The optimum way to avoid the transmission of the virus is simply not to meet. However, to ban events like this entirely would be neither socially acceptable nor proportionate.
In view of the increasing numbers of infections, authorities believes in a “Wiesn light”.
“This year we will all have to make sacrifices and not lose sight of the bigger picture, namely controlling the pandemic,” said Clemns Wendtner, the chief physician at the clinic for infectious diseases in Munich’s Schwabing clinic.
The next ‘proper Oktoberfest’ is sure to come when we no longer have the virus on our tail, hopefully next year.”
What will happen at Theresienwiese, the official grounds of the festival, on Saturday, is still up in the air.
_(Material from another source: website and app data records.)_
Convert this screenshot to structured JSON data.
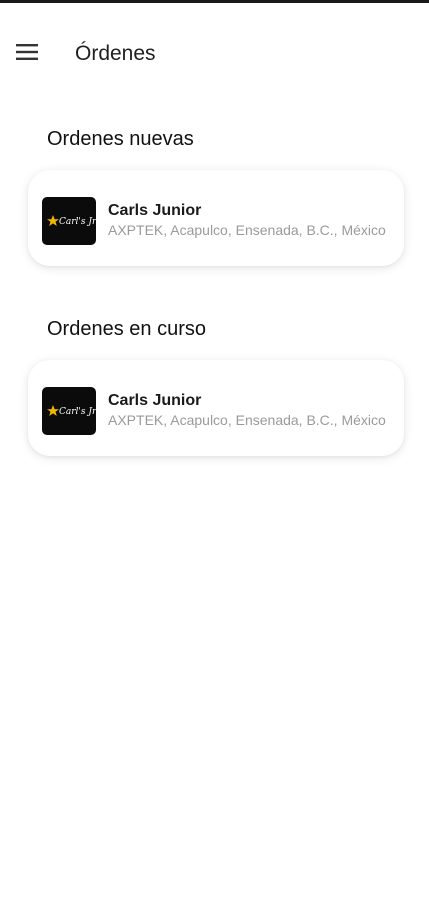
{
  "app_bar": {
    "title": "Órdenes",
    "menu_icon": "hamburger-menu-icon"
  },
  "sections": [
    {
      "title": "Ordenes nuevas",
      "orders": [
        {
          "name": "Carls Junior",
          "address": "AXPTEK, Acapulco, Ensenada, B.C., México",
          "logo_text": "Carl's Jr.",
          "logo_icon": "star-icon"
        }
      ]
    },
    {
      "title": "Ordenes en curso",
      "orders": [
        {
          "name": "Carls Junior",
          "address": "AXPTEK, Acapulco, Ensenada, B.C., México",
          "logo_text": "Carl's Jr.",
          "logo_icon": "star-icon"
        }
      ]
    }
  ],
  "colors": {
    "background": "#ffffff",
    "logo_background": "#0b0b0b",
    "logo_star": "#f2b705",
    "address_text": "#9a9a9a"
  }
}
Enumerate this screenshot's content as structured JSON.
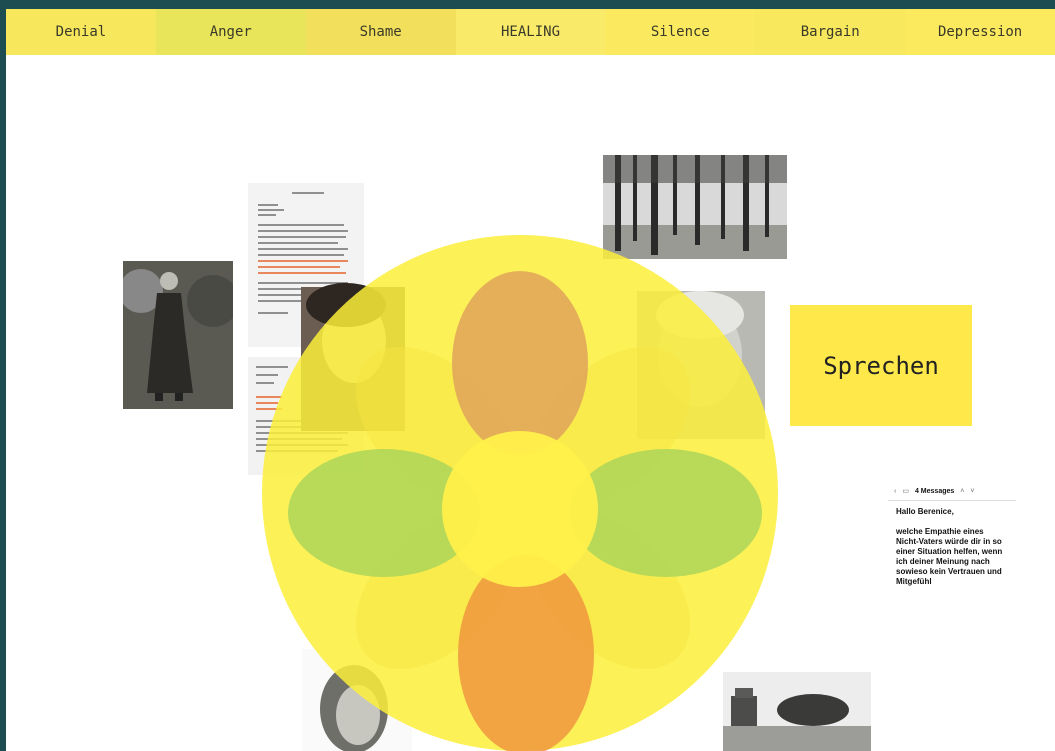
{
  "nav": {
    "tabs": [
      {
        "label": "Denial",
        "color": "#f7e75c"
      },
      {
        "label": "Anger",
        "color": "#e8e55a"
      },
      {
        "label": "Shame",
        "color": "#f2e05c"
      },
      {
        "label": "HEALING",
        "color": "#f9ea6a"
      },
      {
        "label": "Silence",
        "color": "#fbea5f"
      },
      {
        "label": "Bargain",
        "color": "#f8e85d"
      },
      {
        "label": "Depression",
        "color": "#fbe95e"
      }
    ]
  },
  "card": {
    "label": "Sprechen"
  },
  "email": {
    "count": "4 Messages",
    "greeting": "Hallo Berenice,",
    "body": "welche Empathie eines Nicht-Vaters würde dir in so einer Situation helfen, wenn ich deiner Meinung nach sowieso kein Vertrauen und Mitgefühl",
    "icons": [
      "chevron-left-icon",
      "tray-icon",
      "chevron-up-icon",
      "chevron-down-icon"
    ]
  },
  "flower": {
    "circle_color": "#fbef3a",
    "top_petal_color": "#e0a35a",
    "bottom_petal_color": "#f0963e",
    "side_petal_color": "#a8d45a",
    "center_color": "#fff04a"
  }
}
Only a few stalls will be set up on the land, which with its dry tufts of grass and gravel, is currently more of a wasteland than a meadow. No rides were put in place.
Climate protection activists want to demonstrate there as an alternative to the Oktoberfest, but at the same time, a ban on entering the Theresienwiese is under discussion in addition to the possibility of an alcohol ban. It is feared that Oktoberfest fans could celebrate a “wild Wiesn” – with a high risk of infection.
“If anyone is looking to experience some Oktoberfest atmosphere, there are still many good opportunities”, said district administration officer Thomas Böhle, referring to various offerings such as the ‘WirtshausWiesn’ and ‘Summer in the City’.
“There are surely better things to do than standing on barren, empty land and drinking beer that you’ve had to bring with you from home.”
Translation by Stephanie Nourse.